Qing Purple - 3ml
Ming Yellow - 3ml
Ming Kong Que Blue - 3ml
Yoseka Ceramics Sample Set Click for restock

This online ink sample goes with our Yoseka ink sample collection card. Our ink samples will come in these tiny adorable glass bottles. 

These bottles are meant to be reusable. Here’s how it works with the ink collection card online:

  • Every time, you pick a few colors along with your order
  • Each time, use the card to keep track of your new colors
  • On your 10th color, we will include a box and return label with your order.
  • Return your 10 empty bottles to us, and your next sample ink is on us 

About Yoseka Ceramics Ink:

Produced in collaboration with Ink Institute and ceramic artist Li Yan Xun, our Yoseka Ceramics Ink Series showcases 8 unique colors inspired by ceramic glazes from the Yuan, Ming, Tang, Qing, and Song Dynasties, spanning 10 centuries of Chinese color and history. We worked closely with Li to select these 8 colors from his Yan Cai color project, in which he used chemical experimentation to revive the formulas of over 60 historical glazes, to represent the brilliant and splendid history of Chinese ceramics. 

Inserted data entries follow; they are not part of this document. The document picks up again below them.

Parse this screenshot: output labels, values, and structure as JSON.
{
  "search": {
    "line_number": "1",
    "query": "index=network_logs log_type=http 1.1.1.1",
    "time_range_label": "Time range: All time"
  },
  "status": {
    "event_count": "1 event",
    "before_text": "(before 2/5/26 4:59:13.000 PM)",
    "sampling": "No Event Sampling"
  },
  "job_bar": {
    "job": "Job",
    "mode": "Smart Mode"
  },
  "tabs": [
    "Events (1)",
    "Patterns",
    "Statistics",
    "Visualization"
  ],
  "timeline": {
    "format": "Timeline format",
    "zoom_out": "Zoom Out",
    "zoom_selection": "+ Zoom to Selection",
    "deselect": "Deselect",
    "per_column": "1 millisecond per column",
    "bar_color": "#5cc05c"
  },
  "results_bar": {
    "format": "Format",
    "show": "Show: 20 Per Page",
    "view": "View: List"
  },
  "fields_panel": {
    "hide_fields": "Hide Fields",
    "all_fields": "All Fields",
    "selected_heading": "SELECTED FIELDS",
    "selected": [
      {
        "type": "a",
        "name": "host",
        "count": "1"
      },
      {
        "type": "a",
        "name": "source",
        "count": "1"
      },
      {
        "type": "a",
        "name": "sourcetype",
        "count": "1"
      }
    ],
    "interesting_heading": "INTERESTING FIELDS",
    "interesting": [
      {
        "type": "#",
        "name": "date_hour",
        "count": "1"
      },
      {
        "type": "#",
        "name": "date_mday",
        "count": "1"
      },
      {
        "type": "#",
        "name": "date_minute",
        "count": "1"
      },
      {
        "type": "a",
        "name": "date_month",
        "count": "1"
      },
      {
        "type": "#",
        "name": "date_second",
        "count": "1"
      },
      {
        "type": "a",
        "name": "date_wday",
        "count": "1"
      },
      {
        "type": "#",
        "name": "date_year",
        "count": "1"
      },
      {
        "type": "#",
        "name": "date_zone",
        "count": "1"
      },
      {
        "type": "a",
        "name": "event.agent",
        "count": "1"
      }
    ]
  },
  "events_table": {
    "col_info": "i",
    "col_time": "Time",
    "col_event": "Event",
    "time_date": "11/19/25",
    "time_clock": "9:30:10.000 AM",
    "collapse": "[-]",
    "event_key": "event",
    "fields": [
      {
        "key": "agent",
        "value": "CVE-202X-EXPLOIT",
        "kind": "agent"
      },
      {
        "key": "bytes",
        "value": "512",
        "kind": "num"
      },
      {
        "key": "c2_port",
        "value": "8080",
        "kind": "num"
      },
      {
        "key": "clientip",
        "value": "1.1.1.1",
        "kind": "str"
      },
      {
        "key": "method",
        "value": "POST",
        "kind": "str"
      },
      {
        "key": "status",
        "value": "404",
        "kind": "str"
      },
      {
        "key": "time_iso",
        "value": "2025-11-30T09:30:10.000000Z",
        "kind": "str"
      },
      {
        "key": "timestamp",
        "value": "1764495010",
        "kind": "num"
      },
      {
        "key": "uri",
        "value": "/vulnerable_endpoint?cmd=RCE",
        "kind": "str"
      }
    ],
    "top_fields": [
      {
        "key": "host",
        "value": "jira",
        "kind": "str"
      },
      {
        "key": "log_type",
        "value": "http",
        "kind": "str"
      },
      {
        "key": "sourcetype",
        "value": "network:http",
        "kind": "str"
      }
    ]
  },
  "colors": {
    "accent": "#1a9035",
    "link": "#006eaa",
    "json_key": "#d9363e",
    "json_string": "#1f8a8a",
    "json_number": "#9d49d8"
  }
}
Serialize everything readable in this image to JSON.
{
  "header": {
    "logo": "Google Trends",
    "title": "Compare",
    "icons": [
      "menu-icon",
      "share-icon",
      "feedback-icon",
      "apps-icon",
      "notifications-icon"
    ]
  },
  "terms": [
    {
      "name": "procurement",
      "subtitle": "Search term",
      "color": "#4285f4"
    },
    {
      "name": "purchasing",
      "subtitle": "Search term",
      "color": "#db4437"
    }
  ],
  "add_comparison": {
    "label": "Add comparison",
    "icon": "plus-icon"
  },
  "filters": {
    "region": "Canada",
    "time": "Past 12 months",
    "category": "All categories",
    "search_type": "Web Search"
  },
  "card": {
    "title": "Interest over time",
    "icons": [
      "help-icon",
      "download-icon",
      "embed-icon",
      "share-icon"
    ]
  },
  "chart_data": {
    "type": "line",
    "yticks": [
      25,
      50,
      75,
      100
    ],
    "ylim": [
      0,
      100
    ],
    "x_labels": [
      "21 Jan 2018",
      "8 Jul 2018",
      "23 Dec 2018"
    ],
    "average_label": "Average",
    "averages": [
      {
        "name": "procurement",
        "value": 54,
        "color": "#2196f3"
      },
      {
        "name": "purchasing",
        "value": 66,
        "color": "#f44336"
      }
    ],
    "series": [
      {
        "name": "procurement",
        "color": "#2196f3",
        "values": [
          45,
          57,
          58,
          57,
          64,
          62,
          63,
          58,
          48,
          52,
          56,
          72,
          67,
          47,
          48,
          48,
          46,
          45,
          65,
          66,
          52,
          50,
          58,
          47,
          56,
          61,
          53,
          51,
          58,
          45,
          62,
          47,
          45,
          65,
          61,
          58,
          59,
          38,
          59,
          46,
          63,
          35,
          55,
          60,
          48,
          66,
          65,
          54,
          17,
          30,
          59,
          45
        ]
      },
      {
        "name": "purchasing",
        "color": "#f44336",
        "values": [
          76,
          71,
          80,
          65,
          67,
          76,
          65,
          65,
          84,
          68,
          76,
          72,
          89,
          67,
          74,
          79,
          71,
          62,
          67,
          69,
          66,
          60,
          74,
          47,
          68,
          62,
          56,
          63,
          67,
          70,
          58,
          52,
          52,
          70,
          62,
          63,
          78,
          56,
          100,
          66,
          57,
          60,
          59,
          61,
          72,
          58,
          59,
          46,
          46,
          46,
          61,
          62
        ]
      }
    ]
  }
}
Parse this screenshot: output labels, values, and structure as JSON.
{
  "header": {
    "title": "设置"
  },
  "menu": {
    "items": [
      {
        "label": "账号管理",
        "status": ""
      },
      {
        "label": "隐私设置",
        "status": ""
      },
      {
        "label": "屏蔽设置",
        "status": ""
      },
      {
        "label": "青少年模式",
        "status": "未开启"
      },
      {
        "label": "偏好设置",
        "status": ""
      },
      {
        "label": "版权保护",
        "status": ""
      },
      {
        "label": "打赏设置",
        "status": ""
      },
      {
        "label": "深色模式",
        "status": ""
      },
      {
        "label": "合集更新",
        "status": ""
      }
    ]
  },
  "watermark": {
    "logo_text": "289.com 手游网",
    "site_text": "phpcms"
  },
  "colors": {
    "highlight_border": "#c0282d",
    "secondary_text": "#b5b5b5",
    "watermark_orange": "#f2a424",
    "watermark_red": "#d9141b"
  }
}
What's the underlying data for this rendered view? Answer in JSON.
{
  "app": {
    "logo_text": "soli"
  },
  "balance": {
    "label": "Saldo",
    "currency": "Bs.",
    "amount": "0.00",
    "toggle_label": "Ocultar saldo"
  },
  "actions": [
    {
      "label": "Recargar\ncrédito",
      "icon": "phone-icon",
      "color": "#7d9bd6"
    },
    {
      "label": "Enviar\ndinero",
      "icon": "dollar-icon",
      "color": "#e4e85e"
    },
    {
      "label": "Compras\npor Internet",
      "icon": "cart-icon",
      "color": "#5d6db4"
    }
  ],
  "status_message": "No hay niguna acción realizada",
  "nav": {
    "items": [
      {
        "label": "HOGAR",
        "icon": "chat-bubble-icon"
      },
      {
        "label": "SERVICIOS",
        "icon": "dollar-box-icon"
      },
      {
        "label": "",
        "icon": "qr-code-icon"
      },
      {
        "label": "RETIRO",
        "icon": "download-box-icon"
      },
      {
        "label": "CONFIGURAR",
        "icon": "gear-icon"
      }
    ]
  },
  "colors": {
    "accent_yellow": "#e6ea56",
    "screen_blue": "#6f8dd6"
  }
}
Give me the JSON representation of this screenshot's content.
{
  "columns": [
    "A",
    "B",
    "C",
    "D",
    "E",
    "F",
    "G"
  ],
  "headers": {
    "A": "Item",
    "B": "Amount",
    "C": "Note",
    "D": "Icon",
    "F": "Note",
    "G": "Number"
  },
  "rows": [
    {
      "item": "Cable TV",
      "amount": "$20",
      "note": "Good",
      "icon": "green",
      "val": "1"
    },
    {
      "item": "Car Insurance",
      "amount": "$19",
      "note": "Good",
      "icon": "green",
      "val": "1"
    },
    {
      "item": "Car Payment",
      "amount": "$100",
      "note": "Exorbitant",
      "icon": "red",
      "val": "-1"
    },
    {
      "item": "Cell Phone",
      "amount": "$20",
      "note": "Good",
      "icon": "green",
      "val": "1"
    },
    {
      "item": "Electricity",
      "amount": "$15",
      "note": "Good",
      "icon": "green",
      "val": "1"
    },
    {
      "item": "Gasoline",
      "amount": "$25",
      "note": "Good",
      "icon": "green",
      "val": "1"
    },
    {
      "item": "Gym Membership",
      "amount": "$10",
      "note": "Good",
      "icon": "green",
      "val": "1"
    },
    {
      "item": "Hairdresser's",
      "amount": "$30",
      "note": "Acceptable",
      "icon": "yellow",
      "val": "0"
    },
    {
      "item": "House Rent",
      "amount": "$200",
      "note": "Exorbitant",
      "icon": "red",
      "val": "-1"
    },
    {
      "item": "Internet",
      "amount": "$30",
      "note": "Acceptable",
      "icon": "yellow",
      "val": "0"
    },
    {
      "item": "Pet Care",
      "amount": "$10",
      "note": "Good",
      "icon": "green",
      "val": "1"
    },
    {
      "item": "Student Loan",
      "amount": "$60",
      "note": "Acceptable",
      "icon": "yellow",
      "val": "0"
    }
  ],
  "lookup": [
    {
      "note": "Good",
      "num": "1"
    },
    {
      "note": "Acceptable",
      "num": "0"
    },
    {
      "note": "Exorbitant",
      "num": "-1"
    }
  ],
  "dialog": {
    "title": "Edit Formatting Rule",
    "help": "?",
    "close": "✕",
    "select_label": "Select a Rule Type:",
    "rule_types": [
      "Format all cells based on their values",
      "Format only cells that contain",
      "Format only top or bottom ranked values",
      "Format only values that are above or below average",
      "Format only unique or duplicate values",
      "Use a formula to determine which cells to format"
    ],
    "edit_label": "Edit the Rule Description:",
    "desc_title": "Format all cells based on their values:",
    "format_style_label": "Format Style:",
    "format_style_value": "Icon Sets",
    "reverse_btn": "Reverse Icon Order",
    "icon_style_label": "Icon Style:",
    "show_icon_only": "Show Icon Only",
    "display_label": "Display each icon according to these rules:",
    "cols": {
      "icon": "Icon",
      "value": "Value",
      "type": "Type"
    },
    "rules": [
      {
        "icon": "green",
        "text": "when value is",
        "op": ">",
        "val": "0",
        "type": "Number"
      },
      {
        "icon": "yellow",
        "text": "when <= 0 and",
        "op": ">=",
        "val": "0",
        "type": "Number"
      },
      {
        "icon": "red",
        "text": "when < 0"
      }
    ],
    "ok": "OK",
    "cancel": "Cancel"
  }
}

  • Yuan Ji Blue ( 元代霽藍) – rich blue with a wine-red sheen
  • Tang Mi Se Blue (唐代秘色青) – grey-green with hints of blue
  • Song Black (宋代黑) – cool black with hints of brown
  • Qing Yan Zhi Red (清代胭脂红) – carmine red with purple shading
  • Qing Shan Hu Red ( 清代珊瑚红) – coral red
  • Qing Purple (清代紫) – eggplant purple with green sheen
  • Ming Yellow (明代黄) – golden yellow with antique-brown shading
  • Ming Kong Que Blue ( 明代孔雀藍) – peacock blue with a warm sheen
  • Yoseka Ceramics Inks

About Li Yanxun: Li Yan Xun is a ceramic artist and the founder of the Yanshan Art Museum  in Jingdezhen, China. Hailing from a family of ceramic artists, he received formal training at the renowned Jingdezhen Ceramic Institute before starting his own ceramics studio. In addition to inheriting the “watercolor glaze” techniques pioneered by his father, Li Xiaocong, Li Yan Xun spent almost a decade researching and cataloguing the glaze pigments used in Jingdezhen during the Ming and Qing Dynasties. Experimenting with chemical methods like glaze reduction tests and pure reagent analyses, he revived more than 60 historic glazes and documented each formula. Through this color project, titled Yan Cai, Li pursues the notion that an artist can be involved in every phase of their art-making process, from the development of the medium, to the physical craftsmanship, to the firing and completion of the object.